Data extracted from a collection
○ ○ ○ ○

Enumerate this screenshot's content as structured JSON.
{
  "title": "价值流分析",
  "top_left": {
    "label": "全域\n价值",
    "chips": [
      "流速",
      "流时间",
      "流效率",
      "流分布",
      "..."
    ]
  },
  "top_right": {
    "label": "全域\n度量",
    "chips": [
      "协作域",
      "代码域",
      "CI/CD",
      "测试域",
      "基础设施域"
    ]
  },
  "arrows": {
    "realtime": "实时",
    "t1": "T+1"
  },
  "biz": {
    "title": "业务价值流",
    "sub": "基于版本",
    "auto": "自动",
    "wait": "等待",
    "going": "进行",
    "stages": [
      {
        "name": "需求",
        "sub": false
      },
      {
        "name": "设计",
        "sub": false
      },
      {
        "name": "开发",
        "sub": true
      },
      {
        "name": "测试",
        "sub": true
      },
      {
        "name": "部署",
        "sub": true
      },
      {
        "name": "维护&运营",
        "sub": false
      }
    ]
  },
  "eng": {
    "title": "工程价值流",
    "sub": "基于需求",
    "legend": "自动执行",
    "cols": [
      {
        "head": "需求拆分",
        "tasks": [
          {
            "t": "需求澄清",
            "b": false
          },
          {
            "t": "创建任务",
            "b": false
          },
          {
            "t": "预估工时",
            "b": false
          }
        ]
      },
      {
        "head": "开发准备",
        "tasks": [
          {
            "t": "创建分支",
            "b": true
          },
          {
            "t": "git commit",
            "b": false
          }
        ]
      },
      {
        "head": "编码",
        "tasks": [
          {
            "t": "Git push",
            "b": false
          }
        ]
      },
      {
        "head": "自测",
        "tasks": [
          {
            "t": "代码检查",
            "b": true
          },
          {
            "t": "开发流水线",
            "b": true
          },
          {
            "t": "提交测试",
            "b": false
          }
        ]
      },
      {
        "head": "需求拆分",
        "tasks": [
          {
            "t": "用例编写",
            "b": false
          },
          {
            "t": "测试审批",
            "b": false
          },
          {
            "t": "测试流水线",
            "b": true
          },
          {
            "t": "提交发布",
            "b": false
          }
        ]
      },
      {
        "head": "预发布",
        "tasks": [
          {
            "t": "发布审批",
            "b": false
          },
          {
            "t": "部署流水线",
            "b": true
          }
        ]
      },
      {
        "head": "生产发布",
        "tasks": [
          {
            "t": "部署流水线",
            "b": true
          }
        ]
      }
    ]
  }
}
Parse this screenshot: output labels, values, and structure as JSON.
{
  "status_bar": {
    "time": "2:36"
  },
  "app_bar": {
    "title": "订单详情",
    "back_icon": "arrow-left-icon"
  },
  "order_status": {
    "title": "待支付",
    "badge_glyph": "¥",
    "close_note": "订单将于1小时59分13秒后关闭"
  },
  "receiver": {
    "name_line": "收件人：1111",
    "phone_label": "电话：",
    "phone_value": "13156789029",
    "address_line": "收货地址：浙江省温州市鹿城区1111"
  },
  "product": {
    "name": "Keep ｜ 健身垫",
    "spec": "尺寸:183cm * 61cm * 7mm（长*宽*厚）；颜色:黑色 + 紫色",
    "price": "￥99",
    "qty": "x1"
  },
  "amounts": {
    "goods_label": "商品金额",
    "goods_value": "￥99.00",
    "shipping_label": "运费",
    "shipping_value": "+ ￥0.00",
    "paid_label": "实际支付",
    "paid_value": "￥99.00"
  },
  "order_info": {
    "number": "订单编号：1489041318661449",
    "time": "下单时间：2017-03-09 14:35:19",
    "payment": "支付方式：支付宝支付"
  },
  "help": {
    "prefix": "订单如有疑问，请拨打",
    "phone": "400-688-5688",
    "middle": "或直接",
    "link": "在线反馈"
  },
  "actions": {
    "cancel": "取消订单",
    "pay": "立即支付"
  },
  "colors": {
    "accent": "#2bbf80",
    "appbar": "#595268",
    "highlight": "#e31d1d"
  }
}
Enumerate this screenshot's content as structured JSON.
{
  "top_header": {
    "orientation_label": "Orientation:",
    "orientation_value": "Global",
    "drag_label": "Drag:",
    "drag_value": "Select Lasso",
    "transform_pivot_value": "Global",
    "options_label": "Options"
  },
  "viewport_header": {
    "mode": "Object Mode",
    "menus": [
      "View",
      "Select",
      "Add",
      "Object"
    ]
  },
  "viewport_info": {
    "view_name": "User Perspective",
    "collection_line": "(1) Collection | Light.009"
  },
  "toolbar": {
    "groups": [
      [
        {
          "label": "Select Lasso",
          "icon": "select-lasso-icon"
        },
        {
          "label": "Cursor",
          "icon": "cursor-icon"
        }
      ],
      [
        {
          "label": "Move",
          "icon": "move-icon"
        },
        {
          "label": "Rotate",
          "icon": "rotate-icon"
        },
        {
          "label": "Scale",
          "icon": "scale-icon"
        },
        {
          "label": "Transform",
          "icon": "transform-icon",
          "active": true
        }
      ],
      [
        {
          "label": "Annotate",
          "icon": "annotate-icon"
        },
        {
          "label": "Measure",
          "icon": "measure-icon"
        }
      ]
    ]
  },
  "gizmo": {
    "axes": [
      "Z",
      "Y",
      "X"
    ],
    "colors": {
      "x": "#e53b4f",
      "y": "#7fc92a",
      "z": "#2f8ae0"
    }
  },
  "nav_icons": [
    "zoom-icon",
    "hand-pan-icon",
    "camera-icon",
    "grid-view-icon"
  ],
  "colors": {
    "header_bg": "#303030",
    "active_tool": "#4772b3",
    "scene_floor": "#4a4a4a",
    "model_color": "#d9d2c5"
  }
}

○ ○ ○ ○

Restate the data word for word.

*SOLUTION FOR THIS EXERCISE*.
Enumerate this screenshot's content as structured JSON.
{
  "title": "价值流分析",
  "top_left": {
    "label": "全域\n价值",
    "chips": [
      "流速",
      "流时间",
      "流效率",
      "流分布",
      "..."
    ]
  },
  "top_right": {
    "label": "全域\n度量",
    "chips": [
      "协作域",
      "代码域",
      "CI/CD",
      "测试域",
      "基础设施域"
    ]
  },
  "arrows": {
    "realtime": "实时",
    "t1": "T+1"
  },
  "biz": {
    "title": "业务价值流",
    "sub": "基于版本",
    "auto": "自动",
    "wait": "等待",
    "going": "进行",
    "stages": [
      {
        "name": "需求",
        "sub": false
      },
      {
        "name": "设计",
        "sub": false
      },
      {
        "name": "开发",
        "sub": true
      },
      {
        "name": "测试",
        "sub": true
      },
      {
        "name": "部署",
        "sub": true
      },
      {
        "name": "维护&运营",
        "sub": false
      }
    ]
  },
  "eng": {
    "title": "工程价值流",
    "sub": "基于需求",
    "legend": "自动执行",
    "cols": [
      {
        "head": "需求拆分",
        "tasks": [
          {
            "t": "需求澄清",
            "b": false
          },
          {
            "t": "创建任务",
            "b": false
          },
          {
            "t": "预估工时",
            "b": false
          }
        ]
      },
      {
        "head": "开发准备",
        "tasks": [
          {
            "t": "创建分支",
            "b": true
          },
          {
            "t": "git commit",
            "b": false
          }
        ]
      },
      {
        "head": "编码",
        "tasks": [
          {
            "t": "Git push",
            "b": false
          }
        ]
      },
      {
        "head": "自测",
        "tasks": [
          {
            "t": "代码检查",
            "b": true
          },
          {
            "t": "开发流水线",
            "b": true
          },
          {
            "t": "提交测试",
            "b": false
          }
        ]
      },
      {
        "head": "需求拆分",
        "tasks": [
          {
            "t": "用例编写",
            "b": false
          },
          {
            "t": "测试审批",
            "b": false
          },
          {
            "t": "测试流水线",
            "b": true
          },
          {
            "t": "提交发布",
            "b": false
          }
        ]
      },
      {
        "head": "预发布",
        "tasks": [
          {
            "t": "发布审批",
            "b": false
          },
          {
            "t": "部署流水线",
            "b": true
          }
        ]
      },
      {
        "head": "生产发布",
        "tasks": [
          {
            "t": "部署流水线",
            "b": true
          }
        ]
      }
    ]
  }
}
Parse this screenshot: output labels, values, and structure as JSON.
{
  "status_bar": {
    "time": "2:36"
  },
  "app_bar": {
    "title": "订单详情",
    "back_icon": "arrow-left-icon"
  },
  "order_status": {
    "title": "待支付",
    "badge_glyph": "¥",
    "close_note": "订单将于1小时59分13秒后关闭"
  },
  "receiver": {
    "name_line": "收件人：1111",
    "phone_label": "电话：",
    "phone_value": "13156789029",
    "address_line": "收货地址：浙江省温州市鹿城区1111"
  },
  "product": {
    "name": "Keep ｜ 健身垫",
    "spec": "尺寸:183cm * 61cm * 7mm（长*宽*厚）；颜色:黑色 + 紫色",
    "price": "￥99",
    "qty": "x1"
  },
  "amounts": {
    "goods_label": "商品金额",
    "goods_value": "￥99.00",
    "shipping_label": "运费",
    "shipping_value": "+ ￥0.00",
    "paid_label": "实际支付",
    "paid_value": "￥99.00"
  },
  "order_info": {
    "number": "订单编号：1489041318661449",
    "time": "下单时间：2017-03-09 14:35:19",
    "payment": "支付方式：支付宝支付"
  },
  "help": {
    "prefix": "订单如有疑问，请拨打",
    "phone": "400-688-5688",
    "middle": "或直接",
    "link": "在线反馈"
  },
  "actions": {
    "cancel": "取消订单",
    "pay": "立即支付"
  },
  "colors": {
    "accent": "#2bbf80",
    "appbar": "#595268",
    "highlight": "#e31d1d"
  }
}
Enumerate this screenshot's content as structured JSON.
{
  "top_header": {
    "orientation_label": "Orientation:",
    "orientation_value": "Global",
    "drag_label": "Drag:",
    "drag_value": "Select Lasso",
    "transform_pivot_value": "Global",
    "options_label": "Options"
  },
  "viewport_header": {
    "mode": "Object Mode",
    "menus": [
      "View",
      "Select",
      "Add",
      "Object"
    ]
  },
  "viewport_info": {
    "view_name": "User Perspective",
    "collection_line": "(1) Collection | Light.009"
  },
  "toolbar": {
    "groups": [
      [
        {
          "label": "Select Lasso",
          "icon": "select-lasso-icon"
        },
        {
          "label": "Cursor",
          "icon": "cursor-icon"
        }
      ],
      [
        {
          "label": "Move",
          "icon": "move-icon"
        },
        {
          "label": "Rotate",
          "icon": "rotate-icon"
        },
        {
          "label": "Scale",
          "icon": "scale-icon"
        },
        {
          "label": "Transform",
          "icon": "transform-icon",
          "active": true
        }
      ],
      [
        {
          "label": "Annotate",
          "icon": "annotate-icon"
        },
        {
          "label": "Measure",
          "icon": "measure-icon"
        }
      ]
    ]
  },
  "gizmo": {
    "axes": [
      "Z",
      "Y",
      "X"
    ],
    "colors": {
      "x": "#e53b4f",
      "y": "#7fc92a",
      "z": "#2f8ae0"
    }
  },
  "nav_icons": [
    "zoom-icon",
    "hand-pan-icon",
    "camera-icon",
    "grid-view-icon"
  ],
  "colors": {
    "header_bg": "#303030",
    "active_tool": "#4772b3",
    "scene_floor": "#4a4a4a",
    "model_color": "#d9d2c5"
  }
}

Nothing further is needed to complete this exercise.